have revealed it (the Qur’an) on the night of qadr. What will tell what the night of power is? It is
better than a thousand years.’
Scholars have differed regarding when this night occurs. However,
the majority view is that it occurs
on one of the odd nights in the last ten days of Ramadan.
makruh : According to the Hanafi’s is a command for abstinence from
something established by a
speculative proof.

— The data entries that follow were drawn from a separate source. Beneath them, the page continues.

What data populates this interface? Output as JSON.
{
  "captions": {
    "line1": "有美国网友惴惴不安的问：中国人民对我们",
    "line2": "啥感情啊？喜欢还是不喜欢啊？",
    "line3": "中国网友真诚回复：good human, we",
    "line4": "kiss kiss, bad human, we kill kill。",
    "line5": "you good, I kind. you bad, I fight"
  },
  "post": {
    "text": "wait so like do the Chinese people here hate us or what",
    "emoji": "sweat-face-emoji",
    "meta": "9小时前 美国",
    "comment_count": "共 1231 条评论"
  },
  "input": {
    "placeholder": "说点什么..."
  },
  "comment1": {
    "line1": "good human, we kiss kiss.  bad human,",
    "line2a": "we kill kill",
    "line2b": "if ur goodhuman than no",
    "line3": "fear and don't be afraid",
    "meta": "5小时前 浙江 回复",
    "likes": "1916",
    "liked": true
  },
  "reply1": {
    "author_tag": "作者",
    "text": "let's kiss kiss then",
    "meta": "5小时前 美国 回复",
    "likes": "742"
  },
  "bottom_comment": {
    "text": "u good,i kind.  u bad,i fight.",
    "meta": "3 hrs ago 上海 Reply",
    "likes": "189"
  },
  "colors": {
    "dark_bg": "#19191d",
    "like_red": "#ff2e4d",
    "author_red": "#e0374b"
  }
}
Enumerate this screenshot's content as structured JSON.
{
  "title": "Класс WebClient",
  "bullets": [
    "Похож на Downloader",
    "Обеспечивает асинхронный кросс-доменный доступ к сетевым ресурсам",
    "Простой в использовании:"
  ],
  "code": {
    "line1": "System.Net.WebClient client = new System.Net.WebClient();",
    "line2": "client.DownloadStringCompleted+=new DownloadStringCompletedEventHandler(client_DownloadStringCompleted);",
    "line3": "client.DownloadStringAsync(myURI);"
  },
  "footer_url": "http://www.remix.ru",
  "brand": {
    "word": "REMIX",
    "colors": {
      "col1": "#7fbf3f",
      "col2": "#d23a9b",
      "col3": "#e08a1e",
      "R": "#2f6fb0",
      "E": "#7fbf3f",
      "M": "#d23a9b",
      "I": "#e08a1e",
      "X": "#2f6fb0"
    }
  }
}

It is divided into two categories, namely, makruh tahrim and makruh tanzih
The latter is closer to haram and can also be defined as being in diametrical opposition to a wajib.
Makruh tanzih is closer to mubah and in diametrical opposition to a mustahab.
mash to wipe, sometimes referring to wiping with wet hands and at others with dry hands.
mubah permissible, a mubah act is neither rewarded nor punished.
mustahab that which the Prophet (may Allah bless him and
grant him peace) did occasionally.
mutlaq absolute, pure.
Muzdalifa a place near Makka where the pilgrims spend the night on their return from `Arafa.
najasa filth, actual or ritual.
nawafil supererogatory worship.
nifas postnatal bleeding.
qahqaha loud laughter.
ramya al-jimar the casting of the stones at Mina.
al-Saffa and al-Marwa: two hillocks connected by a course adjoining al-masjid al-haram.
sajda al-tilawa an obligatory prostration for the recitation of certain verses of the Holy Qur’an.
shari`a the embodiment of Islamic laws.
sunna literally, means a clear path or beaten track, refers to
whatever the Prophet (may Allah bless
him and grant him peace) said, did, agreed to or condemned. The sunna is a source of the Shari`a
and a legal proof next to the Qur’an. As a source of the Shari`a. The sunna may corroborate a
ruling which originates in the Qur’an. Secondly, the sunna may consist of an explanation or
clarification of the Qur’an. Thirdly, the sunna may also consist of rulings on which the Qur’an is
tawaf al-ziyarah the obligatory circumambulation of the Holy Ka`ba
after throwing the pebbles at
the jamarat. It is also known tawaf al-ifada.
tayammum dry Ablution.
tuhr interval of purity between two menstruations.
`udhr literally means excuse, technically, in the context of our work, chronic annulment of wudu’.
wadi a thick white cloudy liquid, which has no smell. It
generally exits after one urinates and
wajib an obligation established by a speculative text (for more detail see 1.1).
back to contents
Ahmad, Rashid, Ahsan al-Fatawa. H. M. Sa`id Company, 1994.
Aini, B, al-Binaya sharh al-hidaya, Dar al-fikr: Beirut 1990.
Ali, Mukhtar, Ashraf al-¦dah sharh nur al-idah. Kutub Khana Mazhari: Karachi, 1996.
Al-Shashi, Ibrahim, Usul al-Shashi. Mir Muhammad Kutub Khana: n.p., n.d.
Al-Zuhayly, Wahbah, Al-fiqh al-Islami wa adillatuh. Dar al-fikr 1989.
Tahtawi, Ahmad b. Muhammad, Hashiya ala maraqi al-falah sharh nur al-idah.
Lucknawi, `Abd al-Hai. Al-ta`liq al-mumajjad `ala Muwatta Muhammad.
Lucknawi, `Abd al-Hay, al-raf` wa takmil fi al-jarh wa al-ta`dil.
al-Islamiya: Beirut, 1987.
Keller, Nuh Ha Mim. Reliance of the Traveller. Sunna Books: Evanston, 1994.
Khan, Sarfaraz, Maqam Abi Hanifa. Maktaba Safdariya: Pakistan 1993.
Kandehlawi, Zakariya, al-Kanz al-matawari, Pakistan 1998.
Nawawi, Muhyu al-Din, Sharh sahih Muslim. Dar al-Qalam: Beirut, 1987.
Ibn al-Hummam, Burhan al-Din, Sharh fath al-qadir. Dar al-Fikr: Beirut, n.d.
Makdasi, George, The Non-Asha`rite Shafi`ism of Abu Hamid Ghazali.
Revue des Etudes,
back to contents